As ever the Queen continues to lead the charge, still active in her 90th year, although she has cut back on some of her overseas engagements. Not forgetting the Duke of Edinburgh, still going strong at 95.
The recently knighted and award-winning photojournalist Don McCullin, who made his name covering conflicts in Vietnam, Biafra and Northern Ireland turned 80 in October, but is still actively reporting back from Mosul and Pamyra. As ever his primary interest is the terrible effects on the people, not the fighting.
Tom Young retired from retirement after 4 months to set up Angels’ Share Glass. He was the first to be honoured at the age of 78 for his services to glass-blowing, but his MBE could just as well have been awarded for his services to the Scottish Whisky industry. Also honoured was Alan Woodhouse who helped set up the Liverpool branch of the Samaritans in 1960 and is still active as a volunteer listener at 83.
In North America, the next President turned 70 last year. Still some way to catch up with the singer Tony Bennett, starting out on his next tour at the age of 90. Rupert Murdoch, like him or not, sizing up his next acquisition and celebrating his 86th birthday in March.
Indeed the number of active people in their later years from the creative arts and politics continues to grow year by year.
However, the prize for soldiering on this year has to go to Joe Bartley, the old soldier from Paignton, Devon. Joe went back to work at the age of 89 as he was just bored sitting around at home. He placed an ad in the local paper, and is now working in a restaurant. It seems his fame has brought about a marked increase in new customers.
He said he had never expected his advert would grant him “celebrity status”.
“I would feel more like Joe if I was working – now I don’t feel like Joe because I’ve got to depend on the Council for rent and everything else,” Mr Bartley said.
“You see, when you’re working for yourself you’re more or less self-contained.
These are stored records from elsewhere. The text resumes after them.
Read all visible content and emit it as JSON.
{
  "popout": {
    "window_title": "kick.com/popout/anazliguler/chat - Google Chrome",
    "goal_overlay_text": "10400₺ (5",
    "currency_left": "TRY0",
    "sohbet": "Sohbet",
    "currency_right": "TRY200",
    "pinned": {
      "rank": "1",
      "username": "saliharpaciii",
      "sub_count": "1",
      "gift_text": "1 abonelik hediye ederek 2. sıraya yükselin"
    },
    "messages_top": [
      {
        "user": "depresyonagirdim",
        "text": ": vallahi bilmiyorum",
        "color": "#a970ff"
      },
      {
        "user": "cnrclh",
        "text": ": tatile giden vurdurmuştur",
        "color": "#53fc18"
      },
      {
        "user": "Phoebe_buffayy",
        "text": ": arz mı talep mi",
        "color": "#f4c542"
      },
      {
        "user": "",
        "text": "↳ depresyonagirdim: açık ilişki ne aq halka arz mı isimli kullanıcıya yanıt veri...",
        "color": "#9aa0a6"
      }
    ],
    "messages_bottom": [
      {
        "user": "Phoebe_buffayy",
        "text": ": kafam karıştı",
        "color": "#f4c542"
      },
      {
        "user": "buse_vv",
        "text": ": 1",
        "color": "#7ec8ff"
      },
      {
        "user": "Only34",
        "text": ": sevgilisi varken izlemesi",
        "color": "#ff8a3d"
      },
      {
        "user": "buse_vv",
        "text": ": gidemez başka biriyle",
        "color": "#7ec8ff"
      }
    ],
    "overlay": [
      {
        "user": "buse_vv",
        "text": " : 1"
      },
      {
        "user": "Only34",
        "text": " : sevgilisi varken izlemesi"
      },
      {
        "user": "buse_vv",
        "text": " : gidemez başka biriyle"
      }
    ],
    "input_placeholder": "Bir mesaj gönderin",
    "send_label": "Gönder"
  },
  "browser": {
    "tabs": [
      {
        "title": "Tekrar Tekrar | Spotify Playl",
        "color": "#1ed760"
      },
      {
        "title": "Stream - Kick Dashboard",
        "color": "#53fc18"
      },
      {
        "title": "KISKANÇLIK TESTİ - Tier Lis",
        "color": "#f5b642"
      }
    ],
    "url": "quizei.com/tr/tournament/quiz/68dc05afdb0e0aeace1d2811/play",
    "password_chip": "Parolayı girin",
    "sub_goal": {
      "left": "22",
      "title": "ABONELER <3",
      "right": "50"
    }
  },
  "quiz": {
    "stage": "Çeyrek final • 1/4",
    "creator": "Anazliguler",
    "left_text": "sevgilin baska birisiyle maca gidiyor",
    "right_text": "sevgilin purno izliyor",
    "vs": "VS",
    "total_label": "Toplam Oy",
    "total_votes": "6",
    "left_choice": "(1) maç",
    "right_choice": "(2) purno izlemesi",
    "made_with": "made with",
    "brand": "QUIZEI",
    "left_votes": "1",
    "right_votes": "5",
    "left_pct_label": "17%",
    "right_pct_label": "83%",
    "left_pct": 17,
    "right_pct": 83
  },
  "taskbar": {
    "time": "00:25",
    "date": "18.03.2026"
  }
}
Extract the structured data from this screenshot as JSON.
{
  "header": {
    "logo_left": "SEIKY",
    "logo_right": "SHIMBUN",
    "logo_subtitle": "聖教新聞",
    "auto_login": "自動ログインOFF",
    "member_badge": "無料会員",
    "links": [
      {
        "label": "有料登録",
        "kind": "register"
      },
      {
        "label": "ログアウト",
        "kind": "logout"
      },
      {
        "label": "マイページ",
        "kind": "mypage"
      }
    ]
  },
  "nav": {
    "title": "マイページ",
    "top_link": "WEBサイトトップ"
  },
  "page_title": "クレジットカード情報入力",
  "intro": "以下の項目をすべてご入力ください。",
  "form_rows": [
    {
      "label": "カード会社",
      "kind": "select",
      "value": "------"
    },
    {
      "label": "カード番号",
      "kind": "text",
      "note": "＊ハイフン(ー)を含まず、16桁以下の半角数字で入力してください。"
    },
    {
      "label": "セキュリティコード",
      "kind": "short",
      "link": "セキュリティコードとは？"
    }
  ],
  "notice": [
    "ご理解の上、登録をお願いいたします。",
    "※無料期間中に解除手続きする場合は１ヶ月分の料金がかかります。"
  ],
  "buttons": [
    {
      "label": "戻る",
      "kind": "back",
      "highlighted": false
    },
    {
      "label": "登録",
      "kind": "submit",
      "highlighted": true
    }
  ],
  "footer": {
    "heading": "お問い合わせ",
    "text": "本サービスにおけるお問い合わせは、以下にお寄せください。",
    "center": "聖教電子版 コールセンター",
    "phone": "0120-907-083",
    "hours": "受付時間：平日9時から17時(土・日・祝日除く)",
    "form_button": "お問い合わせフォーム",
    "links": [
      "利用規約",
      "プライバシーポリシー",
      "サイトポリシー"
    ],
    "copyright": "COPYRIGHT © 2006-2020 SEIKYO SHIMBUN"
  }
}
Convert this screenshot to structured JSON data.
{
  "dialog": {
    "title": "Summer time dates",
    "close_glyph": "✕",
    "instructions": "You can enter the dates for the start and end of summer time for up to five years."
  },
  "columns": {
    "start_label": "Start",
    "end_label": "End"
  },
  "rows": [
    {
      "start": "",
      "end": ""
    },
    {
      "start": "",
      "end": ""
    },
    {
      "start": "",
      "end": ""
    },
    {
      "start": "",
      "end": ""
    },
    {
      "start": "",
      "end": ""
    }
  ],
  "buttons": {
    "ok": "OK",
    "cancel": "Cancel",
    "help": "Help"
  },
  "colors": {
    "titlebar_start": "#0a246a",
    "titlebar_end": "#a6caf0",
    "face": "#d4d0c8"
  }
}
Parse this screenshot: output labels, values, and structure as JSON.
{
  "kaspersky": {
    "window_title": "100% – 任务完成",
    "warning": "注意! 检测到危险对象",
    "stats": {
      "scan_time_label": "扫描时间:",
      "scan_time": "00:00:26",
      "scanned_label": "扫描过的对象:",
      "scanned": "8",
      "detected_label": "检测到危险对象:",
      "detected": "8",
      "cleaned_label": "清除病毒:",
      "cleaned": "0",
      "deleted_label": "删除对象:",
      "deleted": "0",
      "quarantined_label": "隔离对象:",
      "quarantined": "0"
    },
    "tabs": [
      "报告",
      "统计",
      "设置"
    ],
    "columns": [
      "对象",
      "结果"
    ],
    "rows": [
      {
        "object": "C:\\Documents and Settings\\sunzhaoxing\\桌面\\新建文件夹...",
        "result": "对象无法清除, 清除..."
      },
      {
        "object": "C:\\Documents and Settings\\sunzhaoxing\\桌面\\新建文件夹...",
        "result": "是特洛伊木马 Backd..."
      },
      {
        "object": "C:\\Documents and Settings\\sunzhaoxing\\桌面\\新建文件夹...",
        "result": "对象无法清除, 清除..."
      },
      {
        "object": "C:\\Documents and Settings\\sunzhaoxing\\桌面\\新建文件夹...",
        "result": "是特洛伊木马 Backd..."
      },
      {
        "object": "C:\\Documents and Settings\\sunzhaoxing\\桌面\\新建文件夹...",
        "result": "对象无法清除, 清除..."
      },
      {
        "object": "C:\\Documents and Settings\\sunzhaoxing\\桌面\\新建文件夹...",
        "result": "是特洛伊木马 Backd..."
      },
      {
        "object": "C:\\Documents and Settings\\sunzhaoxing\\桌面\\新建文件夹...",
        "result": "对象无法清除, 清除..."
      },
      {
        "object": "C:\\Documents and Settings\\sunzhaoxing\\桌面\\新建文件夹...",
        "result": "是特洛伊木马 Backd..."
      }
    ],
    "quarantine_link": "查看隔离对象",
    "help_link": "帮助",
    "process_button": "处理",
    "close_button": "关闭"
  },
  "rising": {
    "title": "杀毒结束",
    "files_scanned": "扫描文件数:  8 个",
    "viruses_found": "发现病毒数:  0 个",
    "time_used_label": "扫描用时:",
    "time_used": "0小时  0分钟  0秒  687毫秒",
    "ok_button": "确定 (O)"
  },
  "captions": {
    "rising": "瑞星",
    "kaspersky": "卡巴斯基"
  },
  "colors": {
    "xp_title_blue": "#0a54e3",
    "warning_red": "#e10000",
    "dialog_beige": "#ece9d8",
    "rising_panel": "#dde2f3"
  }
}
I don’t know how to explain it any better really, you feel more individual and you’re meeting people, making friends.”
Mr Bartley said he enjoyed watching television but “there’s a lot of guff on these days” and admitted he was “bored stiff with nothing to do”.
All genuine agewhatage oldsters – determined to live life to the full, whatever their age.